from The American Heritage® Dictionary of the English Language, 4th Edition
- n. A false publication, as in writing, print, signs, or pictures, that damages a person's reputation.
- n. The act of presenting such material to the public.
- n. The written claims presented by a plaintiff in an action at admiralty law or to an ecclesiastical court.
- transitive v. To publish a libel about (a person). See Synonyms at malign.
from Wiktionary, Creative Commons Attribution/Share-Alike License
- n. A written (notably as handbill) or pictorial statement which unjustly seeks to damage someone's reputation.
- n. The act or crime of displaying such a statement publicly.
- v. To defame someone, especially in a manner that meets the legal definition of libel.
from the GNU version of the Collaborative International Dictionary of English
- n. A brief writing of any kind, esp. a declaration, bill, certificate, request, supplication, etc.
- n. Any defamatory writing; a lampoon; a satire.
- n. A malicious publication expressed either in print or in writing, or by pictures, effigies, or other signs, tending to expose another to public hatred, contempt, or ridicule. Such publication is indictable at common law.
- n. The crime of issuing a malicious defamatory publication.
- n. A written declaration or statement by the plaintiff of his cause of action, and of the relief he seeks.
- transitive v. To defame, or expose to public hatred, contempt, or ridicule, by a writing, picture, sign, etc.; to lampoon.
- transitive v. To proceed against by filing a libel, particularly against a ship or goods.
- intransitive v. To spread defamation, written or printed; -- with against.
from The Century Dictionary and Cyclopedia
- n. A writing of any kind; a written declaration or certificate.
- n. In admiralty law, Scots law, and English ecclesiastical law, a writing or document instituting a suit and containing the plaintiff's allegations.
- n. A lampoon.
- n. A defamatory writing made public; a malicious and injurious publication, expressed in printing or writing, or by signs or pictures, tending either to injure the memory of one dead or the reputation of one alive, and to expose him to public hatred, contempt, or ridicule.
- n. The crime of publishing a libel: as, he was guilty of libel.
- n. In general, defamation; a defamatory remark or act; malicious misrepresentation in conversation or otherwise; anything intended or which tends to bring a person or thing into disrepute.
- n. Synonyms See asperse and lampoon.
- In admiralty law, Scots law, and English ecclesiastical law, to serve a libel upon; institute suit against; present a formal charge against for trial, as against a clergyman for conduct unbecoming his office, or against a ship or goods for a violation of the laws of trade or revenue. See libel, n., 2.

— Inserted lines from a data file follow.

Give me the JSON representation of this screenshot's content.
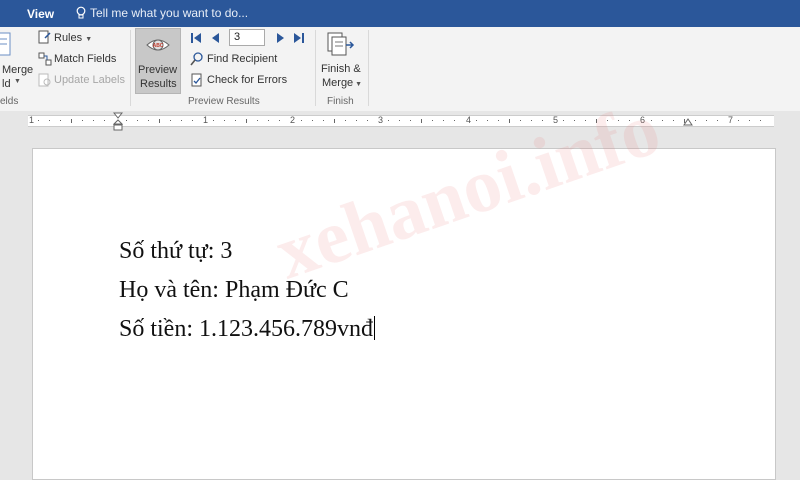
{
  "menubar": {
    "view_tab": "View",
    "tell_me": "Tell me what you want to do..."
  },
  "ribbon": {
    "write_insert": {
      "merge_field_line1": "Merge",
      "merge_field_line2": "ld",
      "group_label": "elds"
    },
    "rules_label": "Rules",
    "match_fields_label": "Match Fields",
    "update_labels_label": "Update Labels",
    "preview_results": {
      "button_line1": "Preview",
      "button_line2": "Results",
      "record_number": "3",
      "find_recipient_label": "Find Recipient",
      "check_errors_label": "Check for Errors",
      "group_label": "Preview Results"
    },
    "finish": {
      "button_line1": "Finish &",
      "button_line2": "Merge",
      "group_label": "Finish"
    }
  },
  "ruler": {
    "numbers": [
      "1",
      "1",
      "2",
      "3",
      "4",
      "5",
      "6",
      "7"
    ]
  },
  "document": {
    "line1": "Số thứ tự: 3",
    "line2": "Họ và tên: Phạm Đức C",
    "line3": "Số tiền: 1.123.456.789vnđ"
  },
  "watermark": "xehanoi.info",
  "colors": {
    "title_bar": "#2b579a",
    "ribbon_bg": "#f3f3f3",
    "nav_arrow": "#2b579a",
    "watermark": "#ec7878"
  }
}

- To defame or expose to public hatred or contempt by a malicious and injurious publication, as a writing, picture, or the like; lampoon.

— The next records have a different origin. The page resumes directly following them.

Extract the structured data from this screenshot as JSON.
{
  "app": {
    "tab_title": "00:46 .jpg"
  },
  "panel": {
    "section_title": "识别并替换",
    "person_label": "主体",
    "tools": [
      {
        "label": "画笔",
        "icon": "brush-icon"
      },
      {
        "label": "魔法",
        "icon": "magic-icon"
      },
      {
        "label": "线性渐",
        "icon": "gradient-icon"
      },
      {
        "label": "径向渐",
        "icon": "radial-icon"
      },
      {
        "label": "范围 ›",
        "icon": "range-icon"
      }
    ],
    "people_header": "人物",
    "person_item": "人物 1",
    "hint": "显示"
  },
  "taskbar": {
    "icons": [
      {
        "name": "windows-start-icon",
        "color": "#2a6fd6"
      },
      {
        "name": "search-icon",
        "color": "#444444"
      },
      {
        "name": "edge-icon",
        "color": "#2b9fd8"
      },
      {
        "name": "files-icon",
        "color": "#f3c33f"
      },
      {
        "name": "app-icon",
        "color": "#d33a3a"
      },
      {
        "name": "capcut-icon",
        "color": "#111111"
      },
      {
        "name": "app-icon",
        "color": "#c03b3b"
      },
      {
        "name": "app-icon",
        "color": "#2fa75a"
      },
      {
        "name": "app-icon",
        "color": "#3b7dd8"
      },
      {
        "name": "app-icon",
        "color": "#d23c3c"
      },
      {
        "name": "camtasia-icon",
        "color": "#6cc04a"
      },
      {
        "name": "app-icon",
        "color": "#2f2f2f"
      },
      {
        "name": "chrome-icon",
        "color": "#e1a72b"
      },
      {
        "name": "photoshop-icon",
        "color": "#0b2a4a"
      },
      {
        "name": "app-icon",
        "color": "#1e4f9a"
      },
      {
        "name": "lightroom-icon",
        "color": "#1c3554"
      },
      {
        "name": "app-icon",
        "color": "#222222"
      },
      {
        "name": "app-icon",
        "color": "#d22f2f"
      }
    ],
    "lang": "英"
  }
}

- Synonyms Defame, Calumniate, etc. See asperse.
- To spread defamation, written or printed: with against.
- n. In law, a petition for a decree in divorce.
from WordNet 3.0 Copyright 2006 by Princeton University. All rights reserved.

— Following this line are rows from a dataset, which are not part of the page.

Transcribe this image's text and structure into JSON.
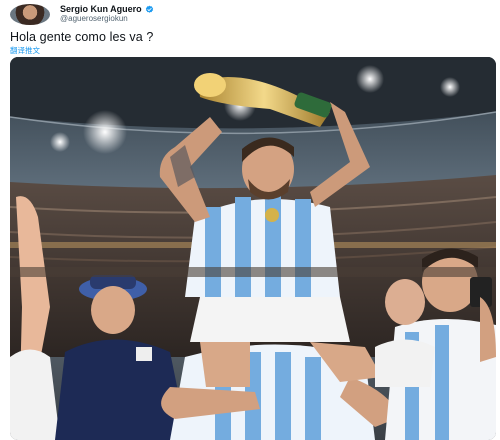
{
  "tweet": {
    "author_name": "Sergio Kun Aguero",
    "author_handle": "@aguerosergiokun",
    "text": "Hola gente como les va ?",
    "translate_label": "翻译推文"
  },
  "colors": {
    "accent": "#1d9bf0",
    "text": "#0f1419",
    "muted": "#536471"
  },
  "icons": {
    "verified": "verified-badge-icon"
  }
}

- n. the written statement of a plaintiff explaining the cause of action (the defamation) and any relief he seeks
- n. a false and malicious publication printed for the purpose of defaming a living person
- v. print slanderous statements against
April except (1) Dr. Royce's insistence that my reply to his first libel should _not be published at all without his second libel_, and
Jill and Gretta are apparently on the job and both using the term libel as if they knew what it meant.
"A thrush forgets in a year," which I call a libel on one of our most intelligent birds; or cry, with another singer,
The old man, not knowing to whom to ascribe the (what he termed libel,) vented his malice on me, by asserting that I was the author of it, of which I was perfectly innocent: but he made my master believe it.
As to his defence having been abandoned, we refer your Lordships to the last petition laid by him upon your table, (that libellous petition, which we speak of as a libel upon the House of Commons,) and which has no validity but as it asserts a matter of fact from the petitioner; and there you will find that he has declared explicitly, that, for the accommodation and ease of this business, and for its expedition, he did abandon his defence at a certain period.
Most notably, Prof Caplan maintains that the right of an employee to sue for slander or libel is a punishment for "honesty."
Perhaps CAP will push US News to issue a correction … but unless the libel is personal and derogatory then yawn …
However, it's a legal principle that public figures have a much higher bar to reach in libel and slander suits.
When she spread rumors using her blog defaming Governor Palin she has forgotten something; defamation of character or libel is a CRIME.
U R putting it to Lenn to have him aid you in libel ... as your name suggest do you have him over a barrel?